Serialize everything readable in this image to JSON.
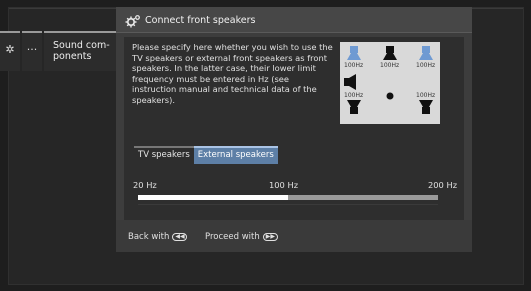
{
  "breadcrumb": {
    "gear_icon": "gear-icon",
    "dots_label": "···",
    "sound_label": "Sound com-\nponents"
  },
  "dialog": {
    "title": "Connect front speakers",
    "description": "Please specify here whether you wish to use the TV speakers or external front speakers as front speakers.  In the latter case, their lower limit frequency must be entered in Hz (see instruction manual and technical data of the speakers).",
    "diagram_labels": {
      "front_left": "100Hz",
      "center": "100Hz",
      "front_right": "100Hz",
      "rear_left": "100Hz",
      "rear_right": "100Hz"
    },
    "options": [
      {
        "label": "TV speakers",
        "selected": false
      },
      {
        "label": "External speakers",
        "selected": true
      }
    ],
    "frequency": {
      "min_label": "20 Hz",
      "mid_label": "100 Hz",
      "max_label": "200 Hz",
      "value_fraction": 0.5
    },
    "footer": {
      "back_label": "Back with",
      "back_button_icon": "rewind-button-icon",
      "proceed_label": "Proceed with",
      "proceed_button_icon": "fast-forward-button-icon"
    }
  },
  "colors": {
    "accent_blue": "#5d7fa6",
    "speaker_blue": "#6f9ad2",
    "background": "#1e1e1e"
  }
}
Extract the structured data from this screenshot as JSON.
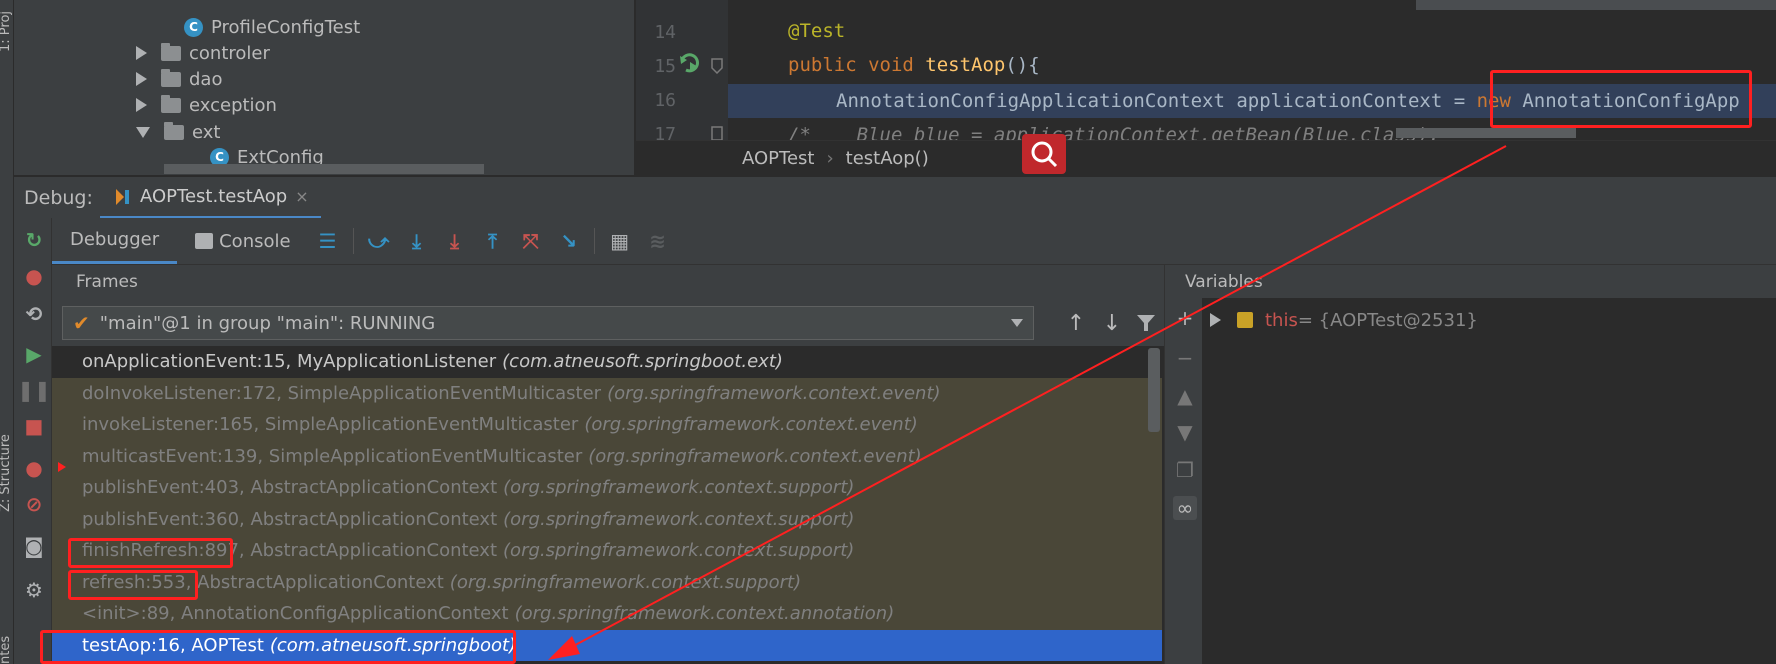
{
  "tool_strip": {
    "top_label": "1: Proj",
    "structure_label": "Z: Structure",
    "bottom_label": "ntes"
  },
  "project_tree": {
    "items": [
      {
        "label": "ProfileConfigTest",
        "kind": "class"
      },
      {
        "label": "controler",
        "kind": "folder",
        "expanded": false
      },
      {
        "label": "dao",
        "kind": "folder",
        "expanded": false
      },
      {
        "label": "exception",
        "kind": "folder",
        "expanded": false
      },
      {
        "label": "ext",
        "kind": "folder",
        "expanded": true
      },
      {
        "label": "ExtConfig",
        "kind": "class"
      }
    ]
  },
  "editor": {
    "lines": [
      {
        "number": "14",
        "code": "@Test"
      },
      {
        "number": "15",
        "code": "public void testAop(){"
      },
      {
        "number": "16",
        "code": "AnnotationConfigApplicationContext applicationContext = new AnnotationConfigApp"
      },
      {
        "number": "17",
        "code": "/*    Blue blue = applicationContext.getBean(Blue.class);"
      }
    ],
    "tokens": {
      "annotation": "@Test",
      "public_void": "public void ",
      "method": "testAop",
      "parens": "(){",
      "type_name": "AnnotationConfigApplicationContext applicationContext = ",
      "new_kw": "new",
      "ctor": " AnnotationConfigApp",
      "comment": "/*    Blue blue = applicationContext.getBean(Blue.class);"
    }
  },
  "breadcrumb": {
    "items": [
      "AOPTest",
      "testAop()"
    ],
    "separator": "›"
  },
  "debug_bar": {
    "label": "Debug:",
    "session_tab": "AOPTest.testAop",
    "close_glyph": "×"
  },
  "toolbar": {
    "tabs": [
      "Debugger",
      "Console"
    ]
  },
  "frames": {
    "header": "Frames",
    "thread": "\"main\"@1 in group \"main\": RUNNING",
    "items": [
      {
        "method": "onApplicationEvent:15, MyApplicationListener",
        "package": "(com.atneusoft.springboot.ext)",
        "style": "top"
      },
      {
        "method": "doInvokeListener:172, SimpleApplicationEventMulticaster",
        "package": "(org.springframework.context.event)",
        "style": "lib"
      },
      {
        "method": "invokeListener:165, SimpleApplicationEventMulticaster",
        "package": "(org.springframework.context.event)",
        "style": "lib"
      },
      {
        "method": "multicastEvent:139, SimpleApplicationEventMulticaster",
        "package": "(org.springframework.context.event)",
        "style": "lib"
      },
      {
        "method": "publishEvent:403, AbstractApplicationContext",
        "package": "(org.springframework.context.support)",
        "style": "lib"
      },
      {
        "method": "publishEvent:360, AbstractApplicationContext",
        "package": "(org.springframework.context.support)",
        "style": "lib"
      },
      {
        "method": "finishRefresh:897, AbstractApplicationContext",
        "package": "(org.springframework.context.support)",
        "style": "lib"
      },
      {
        "method": "refresh:553, AbstractApplicationContext",
        "package": "(org.springframework.context.support)",
        "style": "lib"
      },
      {
        "method": "<init>:89, AnnotationConfigApplicationContext",
        "package": "(org.springframework.context.annotation)",
        "style": "lib"
      },
      {
        "method": "testAop:16, AOPTest",
        "package": "(com.atneusoft.springboot)",
        "style": "sel"
      }
    ]
  },
  "variables": {
    "header": "Variables",
    "items": [
      {
        "name": "this",
        "value": " = {AOPTest@2531}"
      }
    ]
  },
  "colors": {
    "annotation_red": "#ff2020",
    "selection_blue": "#2f65ca",
    "library_frame_bg": "#4a4738"
  }
}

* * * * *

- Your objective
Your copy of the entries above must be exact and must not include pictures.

- Solution to the exercise
Serialize everything readable in this image to JSON.
{
  "breadcrumb": {
    "gear_icon": "gear-icon",
    "dots_label": "···",
    "sound_label": "Sound com-\nponents"
  },
  "dialog": {
    "title": "Connect front speakers",
    "description": "Please specify here whether you wish to use the TV speakers or external front speakers as front speakers.  In the latter case, their lower limit frequency must be entered in Hz (see instruction manual and technical data of the speakers).",
    "diagram_labels": {
      "front_left": "100Hz",
      "center": "100Hz",
      "front_right": "100Hz",
      "rear_left": "100Hz",
      "rear_right": "100Hz"
    },
    "options": [
      {
        "label": "TV speakers",
        "selected": false
      },
      {
        "label": "External speakers",
        "selected": true
      }
    ],
    "frequency": {
      "min_label": "20 Hz",
      "mid_label": "100 Hz",
      "max_label": "200 Hz",
      "value_fraction": 0.5
    },
    "footer": {
      "back_label": "Back with",
      "back_button_icon": "rewind-button-icon",
      "proceed_label": "Proceed with",
      "proceed_button_icon": "fast-forward-button-icon"
    }
  },
  "colors": {
    "accent_blue": "#5d7fa6",
    "speaker_blue": "#6f9ad2",
    "background": "#1e1e1e"
  }
}
Extract the structured data from this screenshot as JSON.
{
  "tool_strip": {
    "top_label": "1: Proj",
    "structure_label": "Z: Structure",
    "bottom_label": "ntes"
  },
  "project_tree": {
    "items": [
      {
        "label": "ProfileConfigTest",
        "kind": "class"
      },
      {
        "label": "controler",
        "kind": "folder",
        "expanded": false
      },
      {
        "label": "dao",
        "kind": "folder",
        "expanded": false
      },
      {
        "label": "exception",
        "kind": "folder",
        "expanded": false
      },
      {
        "label": "ext",
        "kind": "folder",
        "expanded": true
      },
      {
        "label": "ExtConfig",
        "kind": "class"
      }
    ]
  },
  "editor": {
    "lines": [
      {
        "number": "14",
        "code": "@Test"
      },
      {
        "number": "15",
        "code": "public void testAop(){"
      },
      {
        "number": "16",
        "code": "AnnotationConfigApplicationContext applicationContext = new AnnotationConfigApp"
      },
      {
        "number": "17",
        "code": "/*    Blue blue = applicationContext.getBean(Blue.class);"
      }
    ],
    "tokens": {
      "annotation": "@Test",
      "public_void": "public void ",
      "method": "testAop",
      "parens": "(){",
      "type_name": "AnnotationConfigApplicationContext applicationContext = ",
      "new_kw": "new",
      "ctor": " AnnotationConfigApp",
      "comment": "/*    Blue blue = applicationContext.getBean(Blue.class);"
    }
  },
  "breadcrumb": {
    "items": [
      "AOPTest",
      "testAop()"
    ],
    "separator": "›"
  },
  "debug_bar": {
    "label": "Debug:",
    "session_tab": "AOPTest.testAop",
    "close_glyph": "×"
  },
  "toolbar": {
    "tabs": [
      "Debugger",
      "Console"
    ]
  },
  "frames": {
    "header": "Frames",
    "thread": "\"main\"@1 in group \"main\": RUNNING",
    "items": [
      {
        "method": "onApplicationEvent:15, MyApplicationListener",
        "package": "(com.atneusoft.springboot.ext)",
        "style": "top"
      },
      {
        "method": "doInvokeListener:172, SimpleApplicationEventMulticaster",
        "package": "(org.springframework.context.event)",
        "style": "lib"
      },
      {
        "method": "invokeListener:165, SimpleApplicationEventMulticaster",
        "package": "(org.springframework.context.event)",
        "style": "lib"
      },
      {
        "method": "multicastEvent:139, SimpleApplicationEventMulticaster",
        "package": "(org.springframework.context.event)",
        "style": "lib"
      },
      {
        "method": "publishEvent:403, AbstractApplicationContext",
        "package": "(org.springframework.context.support)",
        "style": "lib"
      },
      {
        "method": "publishEvent:360, AbstractApplicationContext",
        "package": "(org.springframework.context.support)",
        "style": "lib"
      },
      {
        "method": "finishRefresh:897, AbstractApplicationContext",
        "package": "(org.springframework.context.support)",
        "style": "lib"
      },
      {
        "method": "refresh:553, AbstractApplicationContext",
        "package": "(org.springframework.context.support)",
        "style": "lib"
      },
      {
        "method": "<init>:89, AnnotationConfigApplicationContext",
        "package": "(org.springframework.context.annotation)",
        "style": "lib"
      },
      {
        "method": "testAop:16, AOPTest",
        "package": "(com.atneusoft.springboot)",
        "style": "sel"
      }
    ]
  },
  "variables": {
    "header": "Variables",
    "items": [
      {
        "name": "this",
        "value": " = {AOPTest@2531}"
      }
    ]
  },
  "colors": {
    "annotation_red": "#ff2020",
    "selection_blue": "#2f65ca",
    "library_frame_bg": "#4a4738"
  }
}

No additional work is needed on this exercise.